It was a frustrating and unexpected start for Garmin, which typically shines in the team time trial
PAMPLONA, Spain (VN) — Perhaps it was inevitable for Garmin-Sharp.
After having an almost golden run in team time trials in grand tours over the past few years, including victories and leader’s jerseys at the Giro d’Italia (2008) and Tour de France (2011), luck turned against them in Saturday’s 16.5km team race against the clock to open the 2012 Vuelta a España.
Basque sprinter Koldo Fernández crossed lines with a teammate as Garmin-Sharp sped through a roundabout with about 5km to go.
Martijn Maaskant and Raymond Kreder had just peeled off. Fernández hit the deck hard, landing on his left shoulder, hip and knee. He also took out Thomas Dekker and Michel Kreder.
With two off the back and three on the deck, the numbers didn’t add up. The team’s time would be taken at the fifth man across the line, leaving the other riders no choice but to stop and wait for Kreder to make sure everything remained in place and remount his bike
“The others had to wait for the fifth man,” Garmin-Sharp sport director Allan Peiper told VeloNews. “In a team time trial, it only takes a little mistake to turn it into a big mistake.”
Garmin had been on track for a solid time, coming close to BMC in the first split. BMC later went on to finish just 10 seconds off the winning time of Movistar.
Instead, the remaining riders had to regroup, start from zero and try to salvage the day. They stopped the clock at 1:27 slower than Movistar, tied with Caja Rural for last place.
It was a frustrating and unexpected start for Garmin, which typically shines in the team time trial discipline.
Andrew Talansky, the second-year pro who is starting as the team leader for Garmin in his second Vuelta start, was the first back to the Garmin bus after the stage.
Peiper and Garmin sport director Bingen Fernández later consoled him as he cooled down on the rollers.
“I don’t know what happened. I was on the front. Me and Johan (van Summeren) heard it, we looked back and guys were on the ground,” Talansky told VeloNews. “Shit happens. It’s a bike race. It’s nobody’s fault.”
The start was not what Garmin and Talansky were hoping for.

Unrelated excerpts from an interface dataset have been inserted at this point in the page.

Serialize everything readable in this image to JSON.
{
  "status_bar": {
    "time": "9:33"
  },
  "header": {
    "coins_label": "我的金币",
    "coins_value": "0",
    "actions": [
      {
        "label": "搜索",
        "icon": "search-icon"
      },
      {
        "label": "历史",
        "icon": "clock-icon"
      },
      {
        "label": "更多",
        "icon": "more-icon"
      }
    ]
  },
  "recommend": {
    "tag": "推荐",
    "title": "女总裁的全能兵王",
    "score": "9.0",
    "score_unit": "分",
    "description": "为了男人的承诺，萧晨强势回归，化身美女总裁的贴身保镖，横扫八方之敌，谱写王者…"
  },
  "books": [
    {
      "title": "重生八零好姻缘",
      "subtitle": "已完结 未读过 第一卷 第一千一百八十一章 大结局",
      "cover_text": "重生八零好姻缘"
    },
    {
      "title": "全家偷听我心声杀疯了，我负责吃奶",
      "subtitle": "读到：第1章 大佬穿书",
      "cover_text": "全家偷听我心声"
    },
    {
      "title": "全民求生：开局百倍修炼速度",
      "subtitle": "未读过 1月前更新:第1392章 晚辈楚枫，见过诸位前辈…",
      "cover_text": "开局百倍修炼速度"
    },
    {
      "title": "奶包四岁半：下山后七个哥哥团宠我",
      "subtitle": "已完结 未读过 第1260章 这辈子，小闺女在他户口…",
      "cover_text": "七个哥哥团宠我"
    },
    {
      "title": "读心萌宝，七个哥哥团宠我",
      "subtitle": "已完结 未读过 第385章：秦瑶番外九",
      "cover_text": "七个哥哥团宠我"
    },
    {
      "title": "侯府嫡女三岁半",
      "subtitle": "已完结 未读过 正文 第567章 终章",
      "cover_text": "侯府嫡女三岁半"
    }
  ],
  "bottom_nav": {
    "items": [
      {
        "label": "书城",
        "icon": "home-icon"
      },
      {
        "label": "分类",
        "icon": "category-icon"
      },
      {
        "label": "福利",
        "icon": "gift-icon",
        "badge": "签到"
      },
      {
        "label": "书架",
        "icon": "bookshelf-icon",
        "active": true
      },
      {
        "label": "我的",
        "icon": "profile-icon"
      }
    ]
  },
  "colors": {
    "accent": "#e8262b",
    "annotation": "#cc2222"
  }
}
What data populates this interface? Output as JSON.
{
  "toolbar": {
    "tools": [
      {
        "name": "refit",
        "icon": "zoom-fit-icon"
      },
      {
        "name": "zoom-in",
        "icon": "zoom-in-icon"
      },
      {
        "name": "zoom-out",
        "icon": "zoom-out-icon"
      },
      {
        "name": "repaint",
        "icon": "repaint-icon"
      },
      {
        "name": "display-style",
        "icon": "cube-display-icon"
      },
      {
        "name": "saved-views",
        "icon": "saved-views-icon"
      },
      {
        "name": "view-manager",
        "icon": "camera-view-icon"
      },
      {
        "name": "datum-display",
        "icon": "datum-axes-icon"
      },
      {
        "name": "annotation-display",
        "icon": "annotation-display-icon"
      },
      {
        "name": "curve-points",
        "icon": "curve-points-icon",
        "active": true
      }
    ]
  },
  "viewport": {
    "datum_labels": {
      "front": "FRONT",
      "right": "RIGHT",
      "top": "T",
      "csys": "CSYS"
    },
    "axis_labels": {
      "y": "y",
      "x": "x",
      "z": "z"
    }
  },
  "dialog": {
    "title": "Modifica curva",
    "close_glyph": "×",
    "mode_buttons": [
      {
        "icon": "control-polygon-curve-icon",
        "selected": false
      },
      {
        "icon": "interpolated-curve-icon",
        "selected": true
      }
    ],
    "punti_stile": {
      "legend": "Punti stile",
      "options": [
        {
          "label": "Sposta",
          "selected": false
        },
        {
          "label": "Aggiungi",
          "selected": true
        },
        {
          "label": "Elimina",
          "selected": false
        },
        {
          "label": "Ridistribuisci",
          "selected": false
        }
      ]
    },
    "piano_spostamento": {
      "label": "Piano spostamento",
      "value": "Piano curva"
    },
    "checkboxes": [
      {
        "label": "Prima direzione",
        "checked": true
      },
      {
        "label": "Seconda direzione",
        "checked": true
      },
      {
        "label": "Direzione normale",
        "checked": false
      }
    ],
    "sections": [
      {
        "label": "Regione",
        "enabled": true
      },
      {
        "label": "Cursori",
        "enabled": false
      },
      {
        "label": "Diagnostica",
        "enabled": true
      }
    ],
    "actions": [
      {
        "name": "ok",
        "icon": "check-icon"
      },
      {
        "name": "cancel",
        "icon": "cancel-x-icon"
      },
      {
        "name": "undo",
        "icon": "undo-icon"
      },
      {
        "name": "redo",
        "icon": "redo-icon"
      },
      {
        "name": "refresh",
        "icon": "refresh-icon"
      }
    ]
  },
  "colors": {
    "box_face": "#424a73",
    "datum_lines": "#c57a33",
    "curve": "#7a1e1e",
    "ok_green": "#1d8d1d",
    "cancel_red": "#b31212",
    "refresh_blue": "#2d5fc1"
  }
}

Movistar proved superior to everyone, but Garmin likely would have been right there with the top teams.
Instead of being within 10-15 seconds within range of the likes of Alberto Contador (Saxo Bank-Tinkoff Bank) and Chris Froome (Sky), Talansky is now nearly a minute and a half back after barely 10 miles of racing.
“We lost a massive amount of time. We had to wait for a long time. That’s what happens when guys go down,” Talansky continued. “It just sucks to lose time in something in that I am pretty confident that we would have been in the top-five teams at the end of the day.”
Talansky starts the Vuelta with GC ambitions. Hot off victory at the Tour de l’Ain, Garmin is bringing a mix of veterans and grand tour rookies to ride for Talansky.
The lost time will handicap his podium ambitions, but how he reacts and moves forward in the coming days will be just as important as trying to recover lost ground.
He was already trying to look at the big picture just moments after the crash.
“Like today, shit happens. You don’t know what can happen. You have to take it day by day. That’s how Ryder won the Giro, so that’s my mentality here,” he said. “Every day is a new day. You have to get through everything. I am looking forward to 10 days from now to the first time trial. I feel good.”
Talansky will have his first major tests coming soon. Following Sunday’s transition stage into La Rioja, Monday and Tuesday both end with the first two of 10 summit finales in this mountainous Vuelta.